[MATERIAL FOR THE TASK — start]
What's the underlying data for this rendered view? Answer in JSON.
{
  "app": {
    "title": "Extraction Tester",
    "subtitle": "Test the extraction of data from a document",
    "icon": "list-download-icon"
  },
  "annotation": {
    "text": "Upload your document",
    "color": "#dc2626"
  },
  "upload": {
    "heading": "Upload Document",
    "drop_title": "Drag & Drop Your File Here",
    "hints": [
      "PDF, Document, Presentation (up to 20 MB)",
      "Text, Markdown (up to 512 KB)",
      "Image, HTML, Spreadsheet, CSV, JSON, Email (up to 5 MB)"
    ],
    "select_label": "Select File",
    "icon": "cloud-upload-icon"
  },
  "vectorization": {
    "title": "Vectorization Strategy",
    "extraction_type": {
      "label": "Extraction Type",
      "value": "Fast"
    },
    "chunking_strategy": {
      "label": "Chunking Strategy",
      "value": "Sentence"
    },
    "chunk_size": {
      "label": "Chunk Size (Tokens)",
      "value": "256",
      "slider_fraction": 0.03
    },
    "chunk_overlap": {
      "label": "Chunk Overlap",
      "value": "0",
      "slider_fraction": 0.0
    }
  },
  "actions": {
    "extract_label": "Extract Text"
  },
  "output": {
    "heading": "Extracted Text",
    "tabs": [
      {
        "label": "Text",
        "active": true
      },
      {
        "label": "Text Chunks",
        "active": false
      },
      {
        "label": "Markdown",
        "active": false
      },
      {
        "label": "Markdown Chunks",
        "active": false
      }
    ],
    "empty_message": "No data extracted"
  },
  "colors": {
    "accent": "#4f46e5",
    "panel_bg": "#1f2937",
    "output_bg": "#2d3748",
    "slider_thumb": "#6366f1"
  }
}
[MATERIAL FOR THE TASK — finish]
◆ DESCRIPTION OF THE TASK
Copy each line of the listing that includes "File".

◆ ANSWER TO THE EXERCISE
    "drop_title": "Drag & Drop Your File Here",
    "select_label": "Select File",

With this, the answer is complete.